**Aim of the task**
Filter these entries down to lines holding "element".

════════

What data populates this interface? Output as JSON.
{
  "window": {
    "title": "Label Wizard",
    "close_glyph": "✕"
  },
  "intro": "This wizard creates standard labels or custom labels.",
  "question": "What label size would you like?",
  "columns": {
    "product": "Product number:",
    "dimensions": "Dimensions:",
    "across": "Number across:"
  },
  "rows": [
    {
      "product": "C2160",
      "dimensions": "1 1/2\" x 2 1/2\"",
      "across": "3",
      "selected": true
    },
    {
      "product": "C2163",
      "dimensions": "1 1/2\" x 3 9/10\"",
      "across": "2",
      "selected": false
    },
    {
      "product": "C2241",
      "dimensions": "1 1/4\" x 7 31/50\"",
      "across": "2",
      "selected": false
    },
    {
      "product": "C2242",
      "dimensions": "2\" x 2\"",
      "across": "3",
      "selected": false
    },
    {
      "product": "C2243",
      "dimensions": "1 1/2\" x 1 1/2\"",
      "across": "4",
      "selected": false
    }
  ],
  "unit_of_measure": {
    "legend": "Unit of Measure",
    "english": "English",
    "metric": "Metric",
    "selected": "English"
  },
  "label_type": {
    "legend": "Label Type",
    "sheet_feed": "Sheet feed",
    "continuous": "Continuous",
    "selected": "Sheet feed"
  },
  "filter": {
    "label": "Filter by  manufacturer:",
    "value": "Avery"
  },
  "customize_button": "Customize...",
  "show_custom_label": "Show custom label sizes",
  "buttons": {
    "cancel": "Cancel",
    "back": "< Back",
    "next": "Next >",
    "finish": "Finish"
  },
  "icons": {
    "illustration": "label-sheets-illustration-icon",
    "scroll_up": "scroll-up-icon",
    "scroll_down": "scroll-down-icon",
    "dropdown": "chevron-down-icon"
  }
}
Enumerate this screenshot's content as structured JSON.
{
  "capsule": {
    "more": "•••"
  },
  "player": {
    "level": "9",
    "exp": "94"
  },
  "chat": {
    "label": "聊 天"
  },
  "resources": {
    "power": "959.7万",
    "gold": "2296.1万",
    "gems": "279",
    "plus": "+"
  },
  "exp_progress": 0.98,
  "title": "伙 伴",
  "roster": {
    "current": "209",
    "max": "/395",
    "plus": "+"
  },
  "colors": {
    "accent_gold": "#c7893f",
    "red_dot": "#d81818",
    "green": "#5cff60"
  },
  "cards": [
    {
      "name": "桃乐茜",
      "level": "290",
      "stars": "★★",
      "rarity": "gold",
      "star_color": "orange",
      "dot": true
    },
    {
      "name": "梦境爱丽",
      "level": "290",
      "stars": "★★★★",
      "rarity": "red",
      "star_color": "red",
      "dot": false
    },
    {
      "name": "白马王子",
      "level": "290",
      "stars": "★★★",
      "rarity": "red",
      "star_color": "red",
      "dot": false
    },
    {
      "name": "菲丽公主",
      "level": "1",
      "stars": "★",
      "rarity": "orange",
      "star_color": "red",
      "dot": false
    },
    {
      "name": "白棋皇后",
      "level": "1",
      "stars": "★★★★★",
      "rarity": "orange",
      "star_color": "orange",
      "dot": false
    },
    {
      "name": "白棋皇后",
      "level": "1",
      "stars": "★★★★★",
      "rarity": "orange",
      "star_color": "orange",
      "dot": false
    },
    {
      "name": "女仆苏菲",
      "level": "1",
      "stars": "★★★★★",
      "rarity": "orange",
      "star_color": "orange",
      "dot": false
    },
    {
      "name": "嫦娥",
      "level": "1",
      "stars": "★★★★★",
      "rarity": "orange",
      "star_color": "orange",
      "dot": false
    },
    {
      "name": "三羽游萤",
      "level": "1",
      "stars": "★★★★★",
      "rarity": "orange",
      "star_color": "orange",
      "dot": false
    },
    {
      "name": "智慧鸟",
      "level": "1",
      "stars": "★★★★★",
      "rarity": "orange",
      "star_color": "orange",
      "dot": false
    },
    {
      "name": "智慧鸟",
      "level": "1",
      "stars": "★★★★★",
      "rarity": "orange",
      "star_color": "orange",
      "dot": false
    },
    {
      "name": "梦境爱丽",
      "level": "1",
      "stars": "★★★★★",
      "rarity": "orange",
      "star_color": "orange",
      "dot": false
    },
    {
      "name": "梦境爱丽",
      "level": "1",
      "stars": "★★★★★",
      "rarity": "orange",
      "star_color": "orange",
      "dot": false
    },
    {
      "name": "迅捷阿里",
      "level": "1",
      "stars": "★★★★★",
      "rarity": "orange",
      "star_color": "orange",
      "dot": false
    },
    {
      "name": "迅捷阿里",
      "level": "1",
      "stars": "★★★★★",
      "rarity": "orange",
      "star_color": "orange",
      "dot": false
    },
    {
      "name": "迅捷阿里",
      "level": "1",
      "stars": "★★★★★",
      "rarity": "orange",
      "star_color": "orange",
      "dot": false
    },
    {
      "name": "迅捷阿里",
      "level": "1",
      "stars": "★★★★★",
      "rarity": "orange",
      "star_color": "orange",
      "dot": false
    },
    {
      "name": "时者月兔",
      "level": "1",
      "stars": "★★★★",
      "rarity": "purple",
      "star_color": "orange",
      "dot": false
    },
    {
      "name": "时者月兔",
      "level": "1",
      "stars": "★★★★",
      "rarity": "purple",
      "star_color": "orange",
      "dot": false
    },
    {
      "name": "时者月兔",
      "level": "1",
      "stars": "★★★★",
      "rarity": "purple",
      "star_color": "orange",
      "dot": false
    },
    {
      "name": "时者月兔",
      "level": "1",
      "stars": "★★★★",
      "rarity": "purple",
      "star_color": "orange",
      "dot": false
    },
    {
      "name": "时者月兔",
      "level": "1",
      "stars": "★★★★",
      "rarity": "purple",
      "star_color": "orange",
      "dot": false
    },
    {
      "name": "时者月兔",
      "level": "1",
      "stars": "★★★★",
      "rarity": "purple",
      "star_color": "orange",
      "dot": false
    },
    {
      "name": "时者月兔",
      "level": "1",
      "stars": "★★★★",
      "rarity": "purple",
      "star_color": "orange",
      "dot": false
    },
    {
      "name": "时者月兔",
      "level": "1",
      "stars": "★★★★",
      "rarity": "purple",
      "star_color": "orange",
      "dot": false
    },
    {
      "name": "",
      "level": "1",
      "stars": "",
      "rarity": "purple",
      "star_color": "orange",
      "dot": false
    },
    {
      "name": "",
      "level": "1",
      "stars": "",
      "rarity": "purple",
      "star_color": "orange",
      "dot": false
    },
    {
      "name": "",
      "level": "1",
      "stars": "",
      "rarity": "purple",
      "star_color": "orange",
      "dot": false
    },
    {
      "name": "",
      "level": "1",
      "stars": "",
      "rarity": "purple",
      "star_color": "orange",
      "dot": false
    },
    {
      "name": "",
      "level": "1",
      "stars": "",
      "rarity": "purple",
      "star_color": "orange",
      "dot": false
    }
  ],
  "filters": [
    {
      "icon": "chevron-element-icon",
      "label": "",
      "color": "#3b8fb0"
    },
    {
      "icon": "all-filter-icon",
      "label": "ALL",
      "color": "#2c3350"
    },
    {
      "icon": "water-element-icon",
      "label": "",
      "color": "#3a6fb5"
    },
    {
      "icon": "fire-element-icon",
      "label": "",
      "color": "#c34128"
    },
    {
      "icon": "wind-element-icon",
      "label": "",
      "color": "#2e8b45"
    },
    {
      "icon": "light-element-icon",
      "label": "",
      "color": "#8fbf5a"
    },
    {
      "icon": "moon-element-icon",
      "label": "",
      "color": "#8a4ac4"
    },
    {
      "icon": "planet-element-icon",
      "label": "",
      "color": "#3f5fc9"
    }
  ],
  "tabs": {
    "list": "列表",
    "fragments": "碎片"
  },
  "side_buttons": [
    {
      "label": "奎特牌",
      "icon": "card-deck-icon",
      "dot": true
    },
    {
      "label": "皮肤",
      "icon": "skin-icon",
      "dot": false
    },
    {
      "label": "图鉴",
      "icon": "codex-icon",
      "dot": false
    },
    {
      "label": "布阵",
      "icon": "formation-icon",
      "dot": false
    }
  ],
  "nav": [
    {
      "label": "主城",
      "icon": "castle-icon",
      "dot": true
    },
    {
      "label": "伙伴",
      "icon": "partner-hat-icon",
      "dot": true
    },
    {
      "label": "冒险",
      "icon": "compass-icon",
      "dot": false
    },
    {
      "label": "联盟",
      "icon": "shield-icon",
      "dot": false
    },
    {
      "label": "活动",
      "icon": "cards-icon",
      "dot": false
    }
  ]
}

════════

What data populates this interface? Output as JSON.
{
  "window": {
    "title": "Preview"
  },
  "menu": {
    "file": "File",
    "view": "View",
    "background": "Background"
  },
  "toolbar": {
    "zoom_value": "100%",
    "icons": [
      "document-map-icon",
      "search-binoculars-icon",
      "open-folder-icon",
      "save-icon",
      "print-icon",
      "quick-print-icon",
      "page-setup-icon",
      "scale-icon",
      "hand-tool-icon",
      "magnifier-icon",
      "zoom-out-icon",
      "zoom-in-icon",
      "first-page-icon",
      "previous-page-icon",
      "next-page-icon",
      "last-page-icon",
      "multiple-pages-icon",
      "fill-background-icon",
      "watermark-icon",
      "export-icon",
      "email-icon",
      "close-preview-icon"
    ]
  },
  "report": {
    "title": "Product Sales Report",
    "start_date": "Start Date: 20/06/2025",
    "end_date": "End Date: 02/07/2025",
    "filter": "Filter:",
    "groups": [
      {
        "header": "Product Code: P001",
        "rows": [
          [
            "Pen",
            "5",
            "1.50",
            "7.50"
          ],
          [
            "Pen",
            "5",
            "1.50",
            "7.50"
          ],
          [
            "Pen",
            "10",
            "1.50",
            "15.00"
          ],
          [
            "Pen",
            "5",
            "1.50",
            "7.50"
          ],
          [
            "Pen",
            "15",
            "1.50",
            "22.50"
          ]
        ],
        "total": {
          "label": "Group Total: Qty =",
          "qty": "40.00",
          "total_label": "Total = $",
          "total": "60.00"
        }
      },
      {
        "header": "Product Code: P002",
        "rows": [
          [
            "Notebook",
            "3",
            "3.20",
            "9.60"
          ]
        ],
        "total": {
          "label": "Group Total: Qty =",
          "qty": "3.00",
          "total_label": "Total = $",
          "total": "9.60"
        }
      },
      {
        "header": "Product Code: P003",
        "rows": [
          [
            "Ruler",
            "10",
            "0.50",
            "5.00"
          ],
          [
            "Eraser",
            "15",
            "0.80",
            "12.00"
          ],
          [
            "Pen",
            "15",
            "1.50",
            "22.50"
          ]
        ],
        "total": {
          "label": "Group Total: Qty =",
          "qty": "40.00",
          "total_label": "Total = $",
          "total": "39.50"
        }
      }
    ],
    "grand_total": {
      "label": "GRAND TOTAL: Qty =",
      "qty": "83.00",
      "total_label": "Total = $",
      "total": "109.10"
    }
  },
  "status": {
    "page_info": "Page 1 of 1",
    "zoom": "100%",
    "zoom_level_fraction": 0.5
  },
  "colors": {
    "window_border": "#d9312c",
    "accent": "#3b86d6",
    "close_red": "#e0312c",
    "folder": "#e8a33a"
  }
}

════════

**Response box**
      "icon": "chevron-element-icon",
      "icon": "water-element-icon",
      "icon": "fire-element-icon",
      "icon": "wind-element-icon",
      "icon": "light-element-icon",
      "icon": "moon-element-icon",
      "icon": "planet-element-icon",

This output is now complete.